**WHAT NEEDS TO BE DONE:** Retype each entry below exactly. Do not carry any image over.

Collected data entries
━━━━━━━━━━━━━━━━

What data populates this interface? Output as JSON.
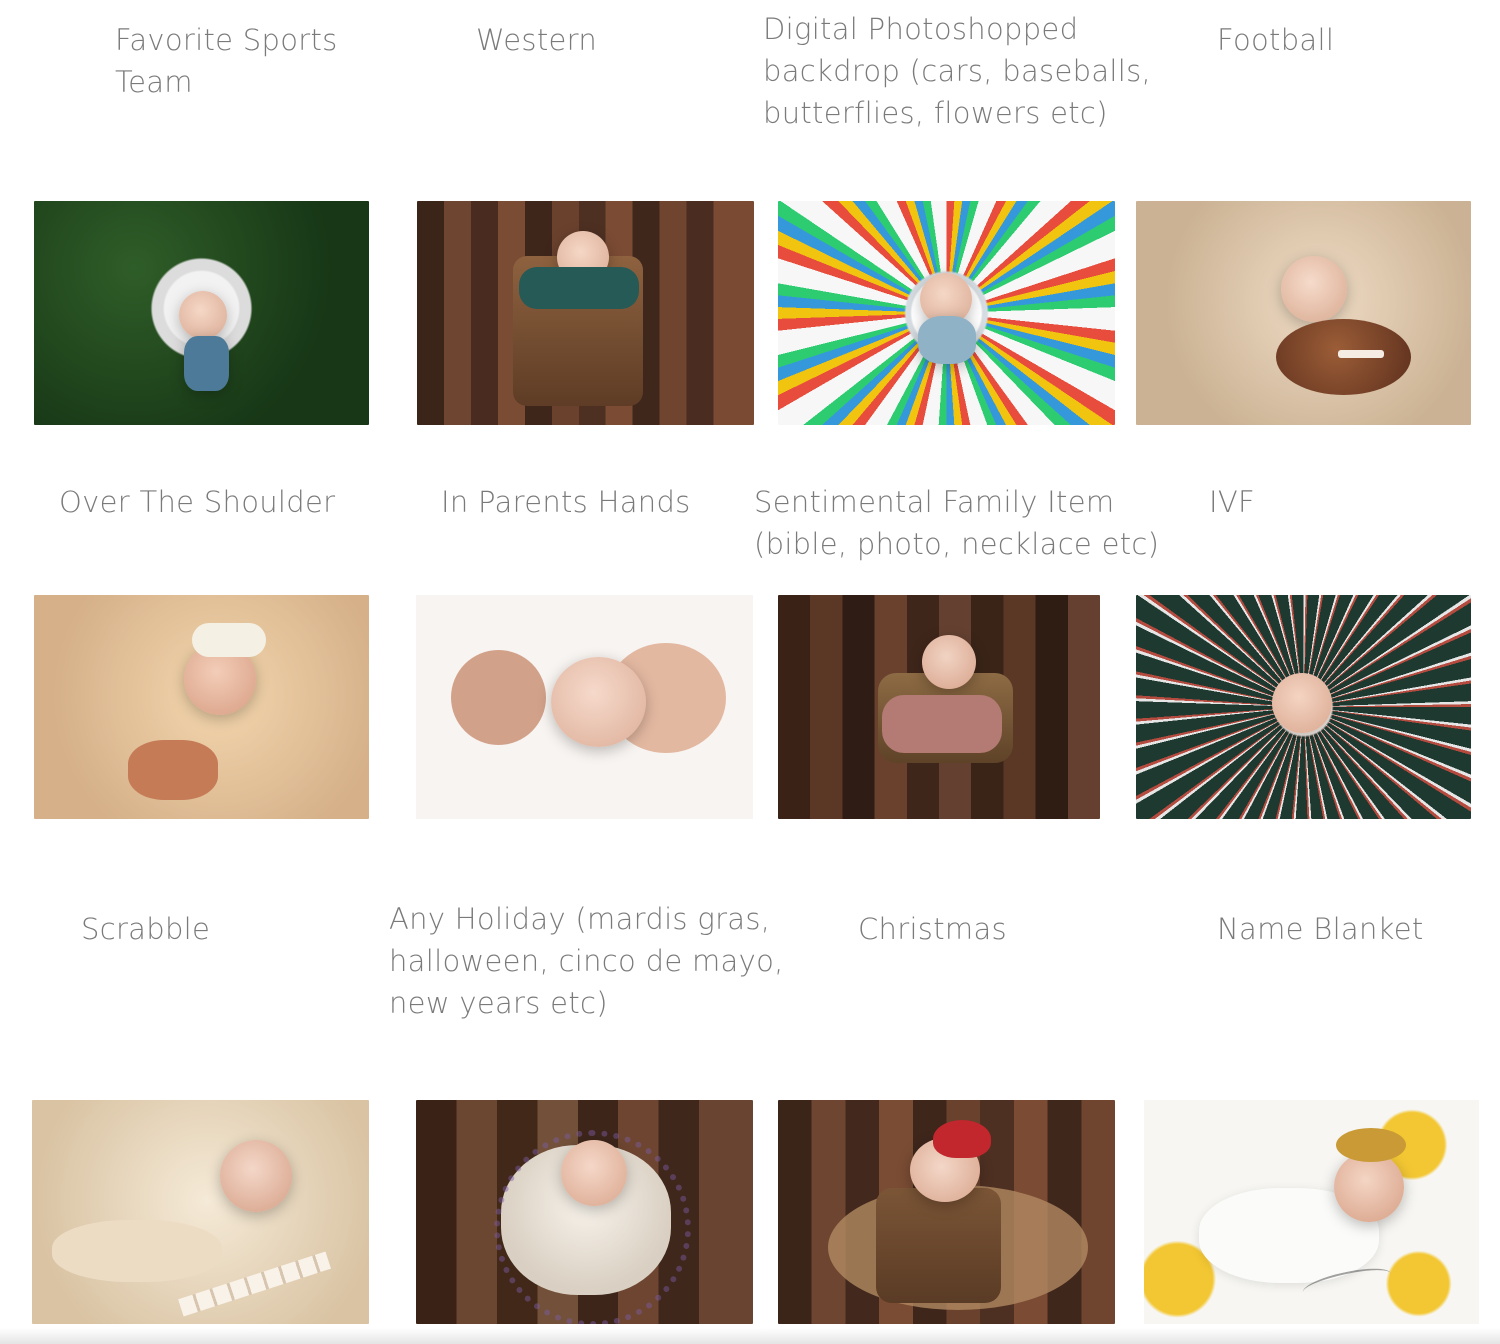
{
  "gallery": {
    "row1": {
      "captions": [
        "Favorite Sports\nTeam",
        "Western",
        "Digital Photoshopped\nbackdrop (cars, baseballs,\nbutterflies, flowers etc)",
        "Football"
      ]
    },
    "row2": {
      "captions": [
        "Over The Shoulder",
        "In Parents Hands",
        "Sentimental Family Item\n(bible, photo, necklace etc)",
        "IVF"
      ]
    },
    "row3": {
      "captions": [
        "Scrabble",
        "Any Holiday (mardis gras,\nhalloween, cinco de mayo,\nnew years etc)",
        "Christmas",
        "Name Blanket"
      ]
    }
  },
  "colors": {
    "caption_text": "#7a7a7a",
    "background": "#ffffff"
  }
}
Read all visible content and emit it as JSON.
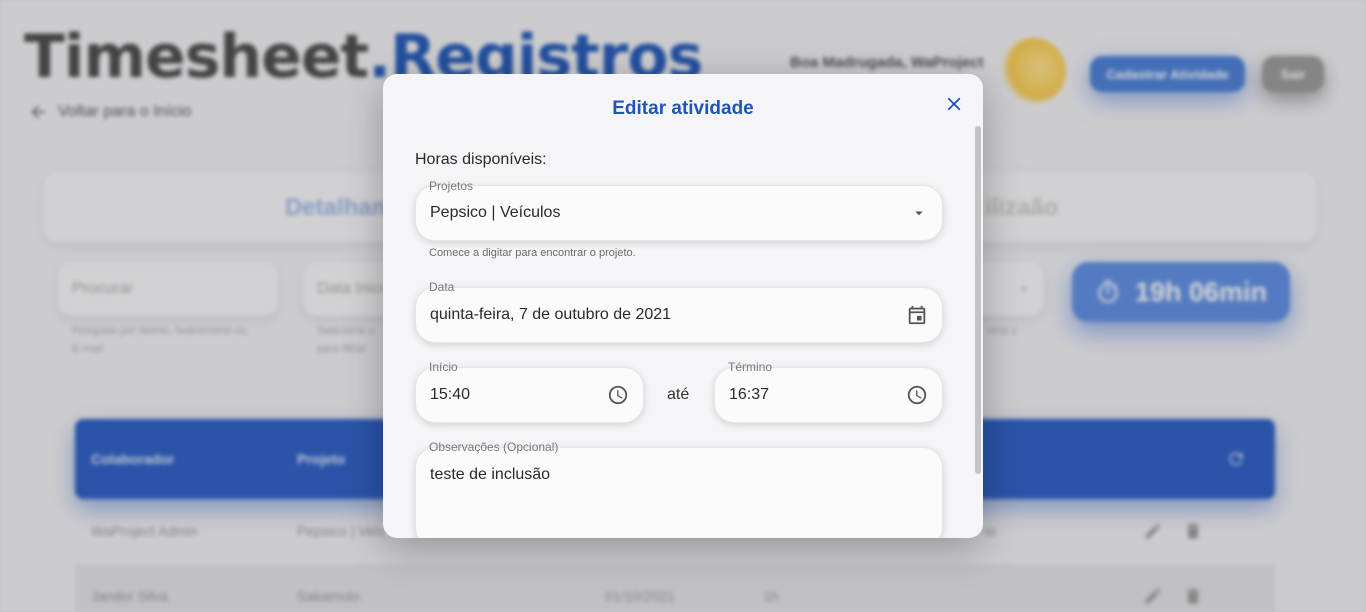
{
  "background": {
    "title_part1": "Timesheet",
    "title_part2": ".Registros",
    "back_link": "Voltar para o Início",
    "greeting": "Boa Madrugada, WaProject",
    "register_button": "Cadastrar Atividade",
    "logout_button": "Sair",
    "tab_details": "Detalham",
    "tab_other": "ilizaão",
    "search_placeholder": "Procurar",
    "search_helper_1": "Pesquise por Nome, Sobrenome ou",
    "search_helper_2": "E-mail",
    "date_start_placeholder": "Data Inicio",
    "date_helper_1": "Selecione u",
    "date_helper_2": "para filtrar",
    "filter_helper": "ntrar c",
    "total_time": "19h 06min",
    "table_headers": [
      "Colaborador",
      "Projeto"
    ],
    "rows": [
      {
        "collaborator": "WaProject Admin",
        "project": "Pepsico | Veíc",
        "date": "",
        "hours": "",
        "extra": "io"
      },
      {
        "collaborator": "Jander Silva",
        "project": "Sakamoto",
        "date": "01/10/2021",
        "hours": "1h",
        "extra": ""
      }
    ]
  },
  "modal": {
    "title": "Editar atividade",
    "hours_available": "Horas disponíveis:",
    "project_label": "Projetos",
    "project_value": "Pepsico | Veículos",
    "project_helper": "Comece a digitar para encontrar o projeto.",
    "date_label": "Data",
    "date_value": "quinta-feira, 7 de outubro de 2021",
    "start_label": "Início",
    "start_value": "15:40",
    "between": "até",
    "end_label": "Término",
    "end_value": "16:37",
    "notes_label": "Observações (Opcional)",
    "notes_value": "teste de inclusão"
  },
  "colors": {
    "primary": "#1f55b5",
    "header_blue": "#2a5ec4",
    "accent_blue": "#4a7fd6"
  }
}
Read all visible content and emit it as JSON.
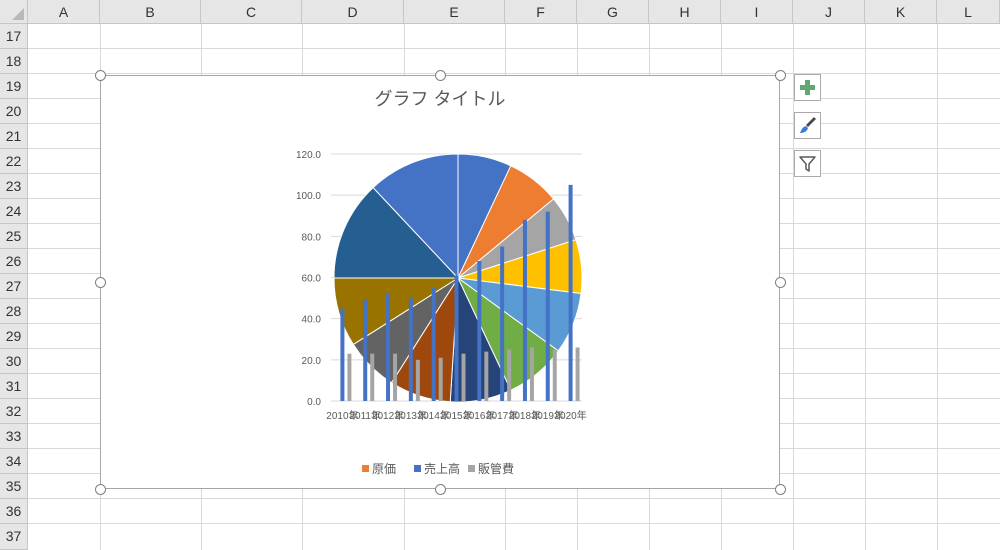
{
  "spreadsheet": {
    "columns": [
      "A",
      "B",
      "C",
      "D",
      "E",
      "F",
      "G",
      "H",
      "I",
      "J",
      "K",
      "L"
    ],
    "rows": [
      "17",
      "18",
      "19",
      "20",
      "21",
      "22",
      "23",
      "24",
      "25",
      "26",
      "27",
      "28",
      "29",
      "30",
      "31",
      "32",
      "33",
      "34",
      "35",
      "36",
      "37"
    ]
  },
  "chart_tools": [
    {
      "name": "add-chart-element-button",
      "icon": "plus-icon"
    },
    {
      "name": "chart-styles-button",
      "icon": "paintbrush-icon"
    },
    {
      "name": "chart-filters-button",
      "icon": "filter-icon"
    }
  ],
  "chart_data": {
    "type": "bar",
    "title": "グラフ タイトル",
    "categories": [
      "2010年",
      "2011年",
      "2012年",
      "2013年",
      "2014年",
      "2015年",
      "2016年",
      "2017年",
      "2018年",
      "2019年",
      "2020年"
    ],
    "yticks": [
      "0.0",
      "20.0",
      "40.0",
      "60.0",
      "80.0",
      "100.0",
      "120.0"
    ],
    "ylim": [
      0,
      120
    ],
    "grid": true,
    "legend_position": "bottom",
    "series": [
      {
        "name": "原価",
        "color": "#ed7d31",
        "values": [
          0,
          0,
          0,
          0,
          0,
          0,
          0,
          0,
          0,
          0,
          0
        ]
      },
      {
        "name": "売上高",
        "color": "#4472c4",
        "values": [
          45,
          49,
          52,
          50,
          55,
          61,
          68,
          75,
          88,
          92,
          105
        ]
      },
      {
        "name": "販管費",
        "color": "#a5a5a5",
        "values": [
          23,
          23,
          23,
          20,
          21,
          23,
          24,
          25,
          26,
          25,
          26
        ]
      }
    ],
    "pie_overlay": {
      "values": [
        7,
        7,
        6,
        7,
        8,
        8,
        8,
        8,
        7,
        9,
        13,
        12
      ],
      "colors": [
        "#4472c4",
        "#ed7d31",
        "#a5a5a5",
        "#ffc000",
        "#5b9bd5",
        "#70ad47",
        "#264478",
        "#9e480e",
        "#636363",
        "#997300",
        "#255e91",
        "#4472c4"
      ]
    }
  }
}
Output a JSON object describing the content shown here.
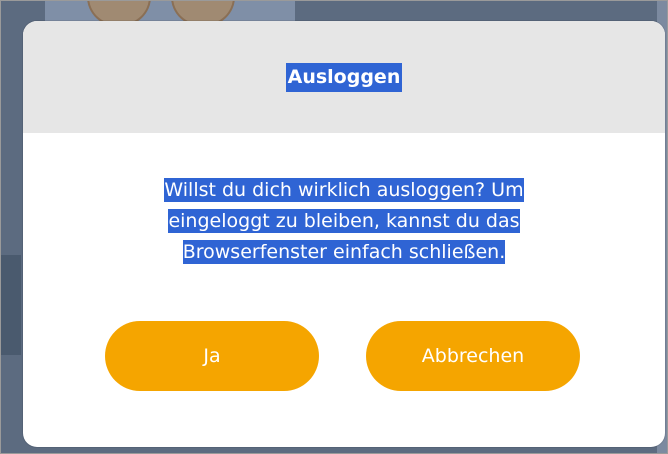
{
  "dialog": {
    "title": "Ausloggen",
    "message_lines": [
      "Willst du dich wirklich ausloggen? Um",
      "eingeloggt zu bleiben, kannst du das",
      "Browserfenster einfach schließen."
    ],
    "confirm_label": "Ja",
    "cancel_label": "Abbrechen"
  },
  "colors": {
    "accent": "#f5a500",
    "selection": "#2f64d4",
    "header_bg": "#e6e6e6"
  }
}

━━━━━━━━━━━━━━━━

**ANSWER:**
What data populates this interface? Output as JSON.
{
  "gallery": {
    "row1": {
      "captions": [
        "Favorite Sports\nTeam",
        "Western",
        "Digital Photoshopped\nbackdrop (cars, baseballs,\nbutterflies, flowers etc)",
        "Football"
      ]
    },
    "row2": {
      "captions": [
        "Over The Shoulder",
        "In Parents Hands",
        "Sentimental Family Item\n(bible, photo, necklace etc)",
        "IVF"
      ]
    },
    "row3": {
      "captions": [
        "Scrabble",
        "Any Holiday (mardis gras,\nhalloween, cinco de mayo,\nnew years etc)",
        "Christmas",
        "Name Blanket"
      ]
    }
  },
  "colors": {
    "caption_text": "#7a7a7a",
    "background": "#ffffff"
  }
}
Read all visible content and emit it as JSON.
{
  "background": {
    "title_part1": "Timesheet",
    "title_part2": ".Registros",
    "back_link": "Voltar para o Início",
    "greeting": "Boa Madrugada, WaProject",
    "register_button": "Cadastrar Atividade",
    "logout_button": "Sair",
    "tab_details": "Detalham",
    "tab_other": "ilizaão",
    "search_placeholder": "Procurar",
    "search_helper_1": "Pesquise por Nome, Sobrenome ou",
    "search_helper_2": "E-mail",
    "date_start_placeholder": "Data Inicio",
    "date_helper_1": "Selecione u",
    "date_helper_2": "para filtrar",
    "filter_helper": "ntrar c",
    "total_time": "19h 06min",
    "table_headers": [
      "Colaborador",
      "Projeto"
    ],
    "rows": [
      {
        "collaborator": "WaProject Admin",
        "project": "Pepsico | Veíc",
        "date": "",
        "hours": "",
        "extra": "io"
      },
      {
        "collaborator": "Jander Silva",
        "project": "Sakamoto",
        "date": "01/10/2021",
        "hours": "1h",
        "extra": ""
      }
    ]
  },
  "modal": {
    "title": "Editar atividade",
    "hours_available": "Horas disponíveis:",
    "project_label": "Projetos",
    "project_value": "Pepsico | Veículos",
    "project_helper": "Comece a digitar para encontrar o projeto.",
    "date_label": "Data",
    "date_value": "quinta-feira, 7 de outubro de 2021",
    "start_label": "Início",
    "start_value": "15:40",
    "between": "até",
    "end_label": "Término",
    "end_value": "16:37",
    "notes_label": "Observações (Opcional)",
    "notes_value": "teste de inclusão"
  },
  "colors": {
    "primary": "#1f55b5",
    "header_blue": "#2a5ec4",
    "accent_blue": "#4a7fd6"
  }
}
Read all visible content and emit it as JSON.
{
  "spreadsheet": {
    "columns": [
      "A",
      "B",
      "C",
      "D",
      "E",
      "F",
      "G",
      "H",
      "I",
      "J",
      "K",
      "L"
    ],
    "rows": [
      "17",
      "18",
      "19",
      "20",
      "21",
      "22",
      "23",
      "24",
      "25",
      "26",
      "27",
      "28",
      "29",
      "30",
      "31",
      "32",
      "33",
      "34",
      "35",
      "36",
      "37"
    ]
  },
  "chart_tools": [
    {
      "name": "add-chart-element-button",
      "icon": "plus-icon"
    },
    {
      "name": "chart-styles-button",
      "icon": "paintbrush-icon"
    },
    {
      "name": "chart-filters-button",
      "icon": "filter-icon"
    }
  ],
  "chart_data": {
    "type": "bar",
    "title": "グラフ タイトル",
    "categories": [
      "2010年",
      "2011年",
      "2012年",
      "2013年",
      "2014年",
      "2015年",
      "2016年",
      "2017年",
      "2018年",
      "2019年",
      "2020年"
    ],
    "yticks": [
      "0.0",
      "20.0",
      "40.0",
      "60.0",
      "80.0",
      "100.0",
      "120.0"
    ],
    "ylim": [
      0,
      120
    ],
    "grid": true,
    "legend_position": "bottom",
    "series": [
      {
        "name": "原価",
        "color": "#ed7d31",
        "values": [
          0,
          0,
          0,
          0,
          0,
          0,
          0,
          0,
          0,
          0,
          0
        ]
      },
      {
        "name": "売上高",
        "color": "#4472c4",
        "values": [
          45,
          49,
          52,
          50,
          55,
          61,
          68,
          75,
          88,
          92,
          105
        ]
      },
      {
        "name": "販管費",
        "color": "#a5a5a5",
        "values": [
          23,
          23,
          23,
          20,
          21,
          23,
          24,
          25,
          26,
          25,
          26
        ]
      }
    ],
    "pie_overlay": {
      "values": [
        7,
        7,
        6,
        7,
        8,
        8,
        8,
        8,
        7,
        9,
        13,
        12
      ],
      "colors": [
        "#4472c4",
        "#ed7d31",
        "#a5a5a5",
        "#ffc000",
        "#5b9bd5",
        "#70ad47",
        "#264478",
        "#9e480e",
        "#636363",
        "#997300",
        "#255e91",
        "#4472c4"
      ]
    }
  }
}
Output a JSON object describing the content shown here.
{
  "dialog": {
    "title": "Ausloggen",
    "message_lines": [
      "Willst du dich wirklich ausloggen? Um",
      "eingeloggt zu bleiben, kannst du das",
      "Browserfenster einfach schließen."
    ],
    "confirm_label": "Ja",
    "cancel_label": "Abbrechen"
  },
  "colors": {
    "accent": "#f5a500",
    "selection": "#2f64d4",
    "header_bg": "#e6e6e6"
  }
}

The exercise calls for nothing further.